# DESCRIPTION OF THE TASK
Which lines of the entries hold the string "Microsoft"? Copy each one.

________________________________________

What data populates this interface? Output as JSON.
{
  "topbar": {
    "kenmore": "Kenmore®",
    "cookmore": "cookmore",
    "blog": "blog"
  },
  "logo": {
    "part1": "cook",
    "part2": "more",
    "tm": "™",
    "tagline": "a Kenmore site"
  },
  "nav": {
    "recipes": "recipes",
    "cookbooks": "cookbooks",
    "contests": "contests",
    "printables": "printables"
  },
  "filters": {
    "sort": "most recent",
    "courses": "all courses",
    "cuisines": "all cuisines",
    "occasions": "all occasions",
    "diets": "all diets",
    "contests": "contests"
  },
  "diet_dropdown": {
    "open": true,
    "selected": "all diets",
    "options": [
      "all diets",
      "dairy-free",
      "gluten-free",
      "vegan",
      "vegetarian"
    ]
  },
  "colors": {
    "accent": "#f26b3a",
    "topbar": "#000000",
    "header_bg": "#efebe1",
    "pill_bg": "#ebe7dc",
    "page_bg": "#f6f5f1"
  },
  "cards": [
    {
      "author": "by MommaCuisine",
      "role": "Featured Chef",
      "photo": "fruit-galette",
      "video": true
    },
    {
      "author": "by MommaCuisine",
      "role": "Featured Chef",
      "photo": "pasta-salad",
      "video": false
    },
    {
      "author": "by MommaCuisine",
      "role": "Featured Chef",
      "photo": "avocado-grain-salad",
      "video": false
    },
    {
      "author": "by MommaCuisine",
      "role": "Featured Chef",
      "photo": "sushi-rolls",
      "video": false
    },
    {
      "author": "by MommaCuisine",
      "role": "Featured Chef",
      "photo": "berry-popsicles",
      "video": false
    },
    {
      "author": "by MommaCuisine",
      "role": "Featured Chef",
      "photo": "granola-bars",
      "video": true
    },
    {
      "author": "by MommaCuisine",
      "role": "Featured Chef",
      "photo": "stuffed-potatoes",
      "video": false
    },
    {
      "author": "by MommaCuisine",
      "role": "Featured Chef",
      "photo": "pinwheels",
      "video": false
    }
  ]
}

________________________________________

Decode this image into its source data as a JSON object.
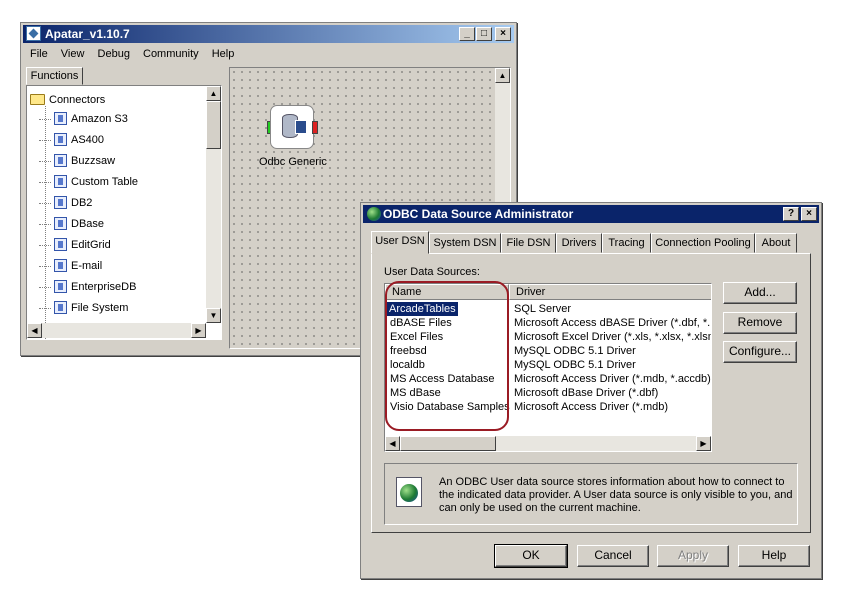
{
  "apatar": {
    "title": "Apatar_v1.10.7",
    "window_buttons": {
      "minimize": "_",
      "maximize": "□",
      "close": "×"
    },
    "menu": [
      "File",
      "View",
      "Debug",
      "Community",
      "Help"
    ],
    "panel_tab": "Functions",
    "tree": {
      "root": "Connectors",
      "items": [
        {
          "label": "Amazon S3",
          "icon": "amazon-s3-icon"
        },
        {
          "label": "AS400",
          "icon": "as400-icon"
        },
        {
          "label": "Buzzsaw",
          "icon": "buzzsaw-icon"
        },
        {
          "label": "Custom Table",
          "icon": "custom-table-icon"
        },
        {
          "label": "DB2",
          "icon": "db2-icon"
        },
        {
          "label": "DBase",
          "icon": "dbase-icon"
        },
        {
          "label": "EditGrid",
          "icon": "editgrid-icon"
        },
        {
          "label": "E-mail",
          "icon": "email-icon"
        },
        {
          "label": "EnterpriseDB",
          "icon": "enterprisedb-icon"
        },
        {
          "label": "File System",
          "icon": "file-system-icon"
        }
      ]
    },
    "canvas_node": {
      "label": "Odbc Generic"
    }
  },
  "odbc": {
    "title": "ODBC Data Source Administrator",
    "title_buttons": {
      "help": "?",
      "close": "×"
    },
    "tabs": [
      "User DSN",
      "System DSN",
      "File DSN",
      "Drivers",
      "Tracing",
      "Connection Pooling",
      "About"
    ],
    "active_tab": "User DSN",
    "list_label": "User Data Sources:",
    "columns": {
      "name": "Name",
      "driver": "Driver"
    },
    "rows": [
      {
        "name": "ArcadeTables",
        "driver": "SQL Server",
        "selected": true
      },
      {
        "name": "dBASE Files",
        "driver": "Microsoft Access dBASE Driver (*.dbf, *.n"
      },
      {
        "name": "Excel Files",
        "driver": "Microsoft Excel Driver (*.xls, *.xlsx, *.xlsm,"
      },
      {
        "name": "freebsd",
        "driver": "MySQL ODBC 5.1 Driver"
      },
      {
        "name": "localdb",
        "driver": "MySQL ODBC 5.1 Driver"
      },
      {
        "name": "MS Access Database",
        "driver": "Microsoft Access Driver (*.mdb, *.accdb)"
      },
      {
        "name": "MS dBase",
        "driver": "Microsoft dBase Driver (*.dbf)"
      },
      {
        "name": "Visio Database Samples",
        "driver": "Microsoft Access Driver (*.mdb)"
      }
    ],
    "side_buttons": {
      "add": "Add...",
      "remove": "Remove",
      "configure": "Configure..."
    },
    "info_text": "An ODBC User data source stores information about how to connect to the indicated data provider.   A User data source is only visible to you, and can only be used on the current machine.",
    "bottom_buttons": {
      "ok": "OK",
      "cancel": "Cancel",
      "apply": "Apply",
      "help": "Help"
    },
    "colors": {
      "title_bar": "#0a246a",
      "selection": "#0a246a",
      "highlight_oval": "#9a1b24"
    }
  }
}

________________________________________

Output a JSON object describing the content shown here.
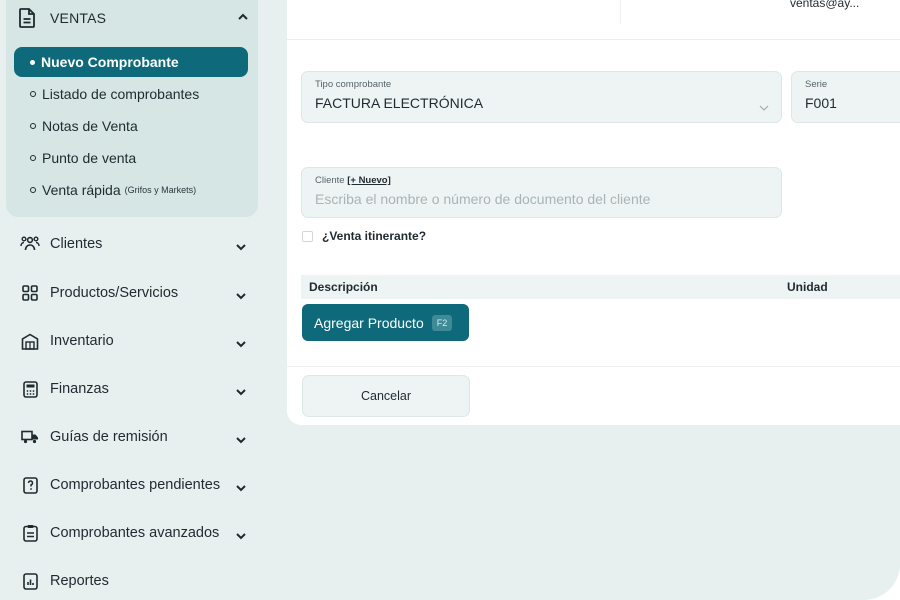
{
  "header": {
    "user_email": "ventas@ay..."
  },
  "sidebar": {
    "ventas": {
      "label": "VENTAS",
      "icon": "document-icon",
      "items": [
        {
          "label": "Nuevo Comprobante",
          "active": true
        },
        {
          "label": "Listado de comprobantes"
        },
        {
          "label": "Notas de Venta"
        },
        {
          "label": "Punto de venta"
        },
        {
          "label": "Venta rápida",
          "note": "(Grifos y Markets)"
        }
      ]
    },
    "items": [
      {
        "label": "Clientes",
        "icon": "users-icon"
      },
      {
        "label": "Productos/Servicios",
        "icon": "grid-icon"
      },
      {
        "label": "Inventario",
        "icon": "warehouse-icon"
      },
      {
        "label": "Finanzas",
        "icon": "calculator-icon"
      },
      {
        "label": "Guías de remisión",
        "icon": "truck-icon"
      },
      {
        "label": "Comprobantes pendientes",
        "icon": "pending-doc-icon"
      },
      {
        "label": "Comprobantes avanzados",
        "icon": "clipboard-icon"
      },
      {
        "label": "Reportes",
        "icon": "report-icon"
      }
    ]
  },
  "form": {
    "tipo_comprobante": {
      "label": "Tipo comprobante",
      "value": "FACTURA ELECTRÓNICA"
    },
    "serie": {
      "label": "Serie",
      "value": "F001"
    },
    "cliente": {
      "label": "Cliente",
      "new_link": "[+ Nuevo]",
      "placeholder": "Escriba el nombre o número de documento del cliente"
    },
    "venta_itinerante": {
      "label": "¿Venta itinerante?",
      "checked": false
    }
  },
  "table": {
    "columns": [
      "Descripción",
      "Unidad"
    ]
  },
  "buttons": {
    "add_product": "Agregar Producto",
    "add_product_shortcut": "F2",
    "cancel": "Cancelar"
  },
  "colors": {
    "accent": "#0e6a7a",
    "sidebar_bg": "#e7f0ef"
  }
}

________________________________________

# EXERCISE RESPONSE
        "driver": "Microsoft Access dBASE Driver (*.dbf, *.n"
        "driver": "Microsoft Excel Driver (*.xls, *.xlsx, *.xlsm,"
        "driver": "Microsoft Access Driver (*.mdb, *.accdb)"
        "driver": "Microsoft dBase Driver (*.dbf)"
        "driver": "Microsoft Access Driver (*.mdb)"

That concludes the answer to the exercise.